That public location essential to your performance will try to kick you out. Have a getaway plan or a good lie.
There’s a lot of fun to be had even if your wallet’s near empty. The world is your playground.
Skate videos are absent of narrative and plot. They’re a cornucopia of rhythms, textures, music, and poetry that can keep me intrigued for hours. How can a feature film do the same?
A general disrespect for money and authority is healthy.
Enjoy feeling pain over and over again. It can take a dozen drafts to find your film’s soul and a twenty takes to nail your best move. See failure as slapstick, not sad.
Skateboarders bail and crash the second they become self-conscious of where to land, or intellectualize their movements mid-air. Take a leap of faith when you’re “almost ready” and WILL IT into existence. Staying delusional like this while making films seems to work out.
Every skateboarder dances their own style. Finding your own style and voice, and being completely yourself can be a challenge. But you can make someone lonely in their world feel less lonely for being who they are.
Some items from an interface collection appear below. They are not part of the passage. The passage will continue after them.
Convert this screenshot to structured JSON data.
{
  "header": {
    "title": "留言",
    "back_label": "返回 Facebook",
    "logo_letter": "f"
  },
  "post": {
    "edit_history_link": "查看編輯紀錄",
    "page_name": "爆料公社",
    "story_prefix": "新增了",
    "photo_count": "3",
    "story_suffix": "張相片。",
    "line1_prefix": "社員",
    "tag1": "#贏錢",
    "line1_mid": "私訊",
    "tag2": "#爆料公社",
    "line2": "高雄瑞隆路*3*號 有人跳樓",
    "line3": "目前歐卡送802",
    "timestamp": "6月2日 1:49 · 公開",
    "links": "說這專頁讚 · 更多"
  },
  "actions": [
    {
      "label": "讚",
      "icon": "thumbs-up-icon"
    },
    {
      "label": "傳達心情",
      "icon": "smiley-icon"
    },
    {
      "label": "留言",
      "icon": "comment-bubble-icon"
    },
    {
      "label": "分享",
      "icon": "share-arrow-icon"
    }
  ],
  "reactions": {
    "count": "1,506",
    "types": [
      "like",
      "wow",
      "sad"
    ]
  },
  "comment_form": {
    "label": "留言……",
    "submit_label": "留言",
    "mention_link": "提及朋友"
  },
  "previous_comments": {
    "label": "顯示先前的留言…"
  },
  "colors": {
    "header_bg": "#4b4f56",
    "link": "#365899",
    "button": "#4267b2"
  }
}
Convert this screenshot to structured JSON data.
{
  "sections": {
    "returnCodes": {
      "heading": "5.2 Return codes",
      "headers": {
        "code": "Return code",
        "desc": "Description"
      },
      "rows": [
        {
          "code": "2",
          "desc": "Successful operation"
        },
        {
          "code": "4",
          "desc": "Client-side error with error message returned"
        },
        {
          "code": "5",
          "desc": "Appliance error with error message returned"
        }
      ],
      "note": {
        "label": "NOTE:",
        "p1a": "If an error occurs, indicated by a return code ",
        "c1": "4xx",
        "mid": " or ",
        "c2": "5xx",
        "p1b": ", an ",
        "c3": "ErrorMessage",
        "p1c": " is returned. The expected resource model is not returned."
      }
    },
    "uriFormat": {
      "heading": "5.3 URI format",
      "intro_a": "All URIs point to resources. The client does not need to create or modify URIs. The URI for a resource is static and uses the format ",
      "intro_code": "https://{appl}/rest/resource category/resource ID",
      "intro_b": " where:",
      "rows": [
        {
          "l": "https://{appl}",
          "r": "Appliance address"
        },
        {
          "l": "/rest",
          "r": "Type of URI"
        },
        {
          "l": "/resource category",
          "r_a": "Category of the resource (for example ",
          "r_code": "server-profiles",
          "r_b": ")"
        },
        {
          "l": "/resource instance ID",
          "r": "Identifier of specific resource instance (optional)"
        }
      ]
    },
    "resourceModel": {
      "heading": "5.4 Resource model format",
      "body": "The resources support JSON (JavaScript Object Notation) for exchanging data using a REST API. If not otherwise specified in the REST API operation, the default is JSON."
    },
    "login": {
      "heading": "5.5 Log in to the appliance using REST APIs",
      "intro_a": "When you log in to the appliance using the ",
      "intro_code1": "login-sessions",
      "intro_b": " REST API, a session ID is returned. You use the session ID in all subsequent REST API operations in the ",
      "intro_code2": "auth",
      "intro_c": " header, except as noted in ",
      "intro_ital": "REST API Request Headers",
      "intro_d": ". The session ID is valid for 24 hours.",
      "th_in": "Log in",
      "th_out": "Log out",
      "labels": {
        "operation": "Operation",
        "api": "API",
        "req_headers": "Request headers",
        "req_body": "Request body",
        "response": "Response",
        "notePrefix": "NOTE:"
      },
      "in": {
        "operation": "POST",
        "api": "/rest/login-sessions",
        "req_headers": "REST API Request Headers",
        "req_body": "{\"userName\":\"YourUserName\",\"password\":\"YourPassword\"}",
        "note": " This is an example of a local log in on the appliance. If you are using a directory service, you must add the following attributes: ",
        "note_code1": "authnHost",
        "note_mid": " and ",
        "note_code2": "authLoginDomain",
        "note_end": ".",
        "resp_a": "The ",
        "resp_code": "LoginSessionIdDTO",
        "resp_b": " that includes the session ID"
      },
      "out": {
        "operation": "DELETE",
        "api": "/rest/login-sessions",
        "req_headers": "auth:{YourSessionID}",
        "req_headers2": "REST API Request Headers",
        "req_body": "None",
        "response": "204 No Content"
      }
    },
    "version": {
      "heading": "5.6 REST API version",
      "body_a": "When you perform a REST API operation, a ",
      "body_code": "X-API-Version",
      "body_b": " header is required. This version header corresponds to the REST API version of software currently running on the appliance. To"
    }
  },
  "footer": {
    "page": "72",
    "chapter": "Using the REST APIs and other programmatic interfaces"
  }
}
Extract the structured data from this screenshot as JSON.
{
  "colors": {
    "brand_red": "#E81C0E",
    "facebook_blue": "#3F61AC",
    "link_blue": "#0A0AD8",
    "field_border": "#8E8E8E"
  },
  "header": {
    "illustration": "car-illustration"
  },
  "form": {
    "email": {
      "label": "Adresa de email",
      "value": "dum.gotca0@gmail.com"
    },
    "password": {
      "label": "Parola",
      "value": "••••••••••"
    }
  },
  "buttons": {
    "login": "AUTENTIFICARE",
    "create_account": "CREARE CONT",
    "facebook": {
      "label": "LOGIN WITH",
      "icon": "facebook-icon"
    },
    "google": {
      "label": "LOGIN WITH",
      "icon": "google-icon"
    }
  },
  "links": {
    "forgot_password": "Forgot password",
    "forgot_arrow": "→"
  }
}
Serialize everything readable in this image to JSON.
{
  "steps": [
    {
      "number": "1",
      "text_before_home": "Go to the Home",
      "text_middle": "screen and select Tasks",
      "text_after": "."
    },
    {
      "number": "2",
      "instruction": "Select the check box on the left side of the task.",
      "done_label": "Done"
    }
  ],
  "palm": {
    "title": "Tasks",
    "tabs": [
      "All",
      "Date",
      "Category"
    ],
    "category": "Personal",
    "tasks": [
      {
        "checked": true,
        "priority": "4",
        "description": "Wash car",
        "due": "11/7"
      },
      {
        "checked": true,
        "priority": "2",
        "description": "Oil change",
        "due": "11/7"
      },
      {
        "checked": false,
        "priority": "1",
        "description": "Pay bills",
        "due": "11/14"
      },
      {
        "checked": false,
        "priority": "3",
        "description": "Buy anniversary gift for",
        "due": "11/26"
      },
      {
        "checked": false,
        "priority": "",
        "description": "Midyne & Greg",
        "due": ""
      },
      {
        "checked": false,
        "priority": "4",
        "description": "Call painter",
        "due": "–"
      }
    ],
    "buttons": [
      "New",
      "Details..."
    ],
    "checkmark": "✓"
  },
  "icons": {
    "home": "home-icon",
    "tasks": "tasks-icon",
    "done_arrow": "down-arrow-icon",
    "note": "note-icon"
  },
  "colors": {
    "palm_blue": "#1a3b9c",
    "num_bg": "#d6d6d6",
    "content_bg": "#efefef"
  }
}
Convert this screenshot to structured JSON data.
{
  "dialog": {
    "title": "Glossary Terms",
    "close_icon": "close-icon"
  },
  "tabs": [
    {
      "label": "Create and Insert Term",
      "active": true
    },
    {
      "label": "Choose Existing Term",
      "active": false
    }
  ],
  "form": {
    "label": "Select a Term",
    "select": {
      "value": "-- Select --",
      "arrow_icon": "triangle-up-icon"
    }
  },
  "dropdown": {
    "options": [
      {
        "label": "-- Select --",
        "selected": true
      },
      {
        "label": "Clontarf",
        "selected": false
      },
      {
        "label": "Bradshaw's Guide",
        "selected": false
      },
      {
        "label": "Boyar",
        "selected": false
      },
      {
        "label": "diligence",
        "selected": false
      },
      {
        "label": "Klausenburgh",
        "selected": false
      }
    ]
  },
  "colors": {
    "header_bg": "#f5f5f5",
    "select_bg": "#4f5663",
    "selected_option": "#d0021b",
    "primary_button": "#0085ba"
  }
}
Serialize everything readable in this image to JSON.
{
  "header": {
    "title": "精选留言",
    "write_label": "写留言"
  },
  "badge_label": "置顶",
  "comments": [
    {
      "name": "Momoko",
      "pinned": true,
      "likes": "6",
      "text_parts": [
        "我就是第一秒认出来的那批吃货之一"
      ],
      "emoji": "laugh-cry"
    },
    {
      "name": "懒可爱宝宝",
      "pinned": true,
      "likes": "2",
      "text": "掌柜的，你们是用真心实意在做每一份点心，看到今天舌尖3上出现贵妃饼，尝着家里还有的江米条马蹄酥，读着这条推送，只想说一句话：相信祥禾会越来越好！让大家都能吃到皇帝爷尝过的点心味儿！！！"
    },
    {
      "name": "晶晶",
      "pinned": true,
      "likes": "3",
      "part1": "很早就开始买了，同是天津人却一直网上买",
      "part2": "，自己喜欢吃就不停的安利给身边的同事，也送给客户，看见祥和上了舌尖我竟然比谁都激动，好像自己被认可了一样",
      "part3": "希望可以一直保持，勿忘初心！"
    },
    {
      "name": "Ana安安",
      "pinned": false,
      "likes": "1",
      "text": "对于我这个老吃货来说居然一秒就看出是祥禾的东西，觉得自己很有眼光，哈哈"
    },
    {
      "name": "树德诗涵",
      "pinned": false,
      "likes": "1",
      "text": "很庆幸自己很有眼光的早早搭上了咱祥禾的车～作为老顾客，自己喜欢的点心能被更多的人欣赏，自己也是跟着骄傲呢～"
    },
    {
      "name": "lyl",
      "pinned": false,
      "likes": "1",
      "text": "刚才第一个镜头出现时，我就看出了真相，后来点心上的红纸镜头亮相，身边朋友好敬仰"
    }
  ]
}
You can teach something new and push things forward.
It’s an athletic art form. Develop a great sense of space, timing and balance. Being physically fit is essential for the ride. [...]
I had the pleasure of participating on a producing panel at the Athena Film Festival back in the second week of February. For once I got to be the token male. It was an excellent group with Mary Jane Skalski, Nekisa Cooper, and Susan Cartsonis. The moderator was Lisa Cortes, and she was one of the best moderators I have ever had (festival programmers take note!).
I started tweeting out the advice that was said by all on the panel. This was about both how to get your movie made and how to survive in these times. They got tweeted and passed around by others but I have collected them here for you now too. Sorry for the delay in posting!
1. Set the agenda [...]
Guest post by Ritesh Batra
Where do we go now?
A somewhat reasoned rant on the Indian Independent Film Movement and the business of Indian Indie film.
There is something in the air in Bombay, everyone’s talking about it. Sometimes it feels very real, and at other times it feels more like Yeti- the mystical creature somewhere in the foothills of the Himalayas, many of have seen his footprints in the snow, no one seems to have met the guy or lived to tell the tale. It was pre-maturely named the Hindi new wave by festival directors in the West. It was expected to arrive sometime in 2009, just after Slumdog Millionaire, the Slumdog effect, but it did not quite materialize then. The following years, 2010 and 2011 were good years for Indian Indies with some travelling to major film festivals and even pulling in good numbers in the local box office. Yes, something’s definitely in the air, the water has pulled back and exposed all the artifacts on the sea floor- shells, fish carcasses, water bottles, rocks, even Ganesh idols that refused to melt, etc., people have walked in and are eyeing all these things with curiosity and this big Hindi New Wave is expected to come and sweep them off of their feet anytime now. But guess what, its not coming anytime soon, because unlike tsunamis, film movements take time to mature and bear fruit, a set of visionaries and the convergence of fortuitous events turn it into an industry, an ecosystem that can only develop organically. [...]
Whether it is “Doc Ellis And The LSD No No” or “I Met The Walrus“, I have a unique spot in my heart for Animated Docs. It may just be because on the surface it doesn’t seem to make sense: how can truth be animated? But then, ultimately my mind rebels against itself and determines that it makes more than sense: it makes truth.
Today’s installment, further enhancing my affection for the genre as a whole is, Sascha Ciezata’s (iT’S ALIVE! ANIMATION) “When Herzog Rescued Phoenix”
It took me a week but I finally caught up with Mynette Louie’s IFP Blog Post “Innovate Or Die“. She does an excellent job at capturing the Indie Producer’s life at this point in our cultural era. More importantly, she makes a fantastic and necessary plea to us all:
“let’s put our heads together and figure out how to sustain not only ourselves, but ultimately, the art that we love so dearly, and the diversity of artistic voices that make it. There is a better way, and we’ve got to find it soon.”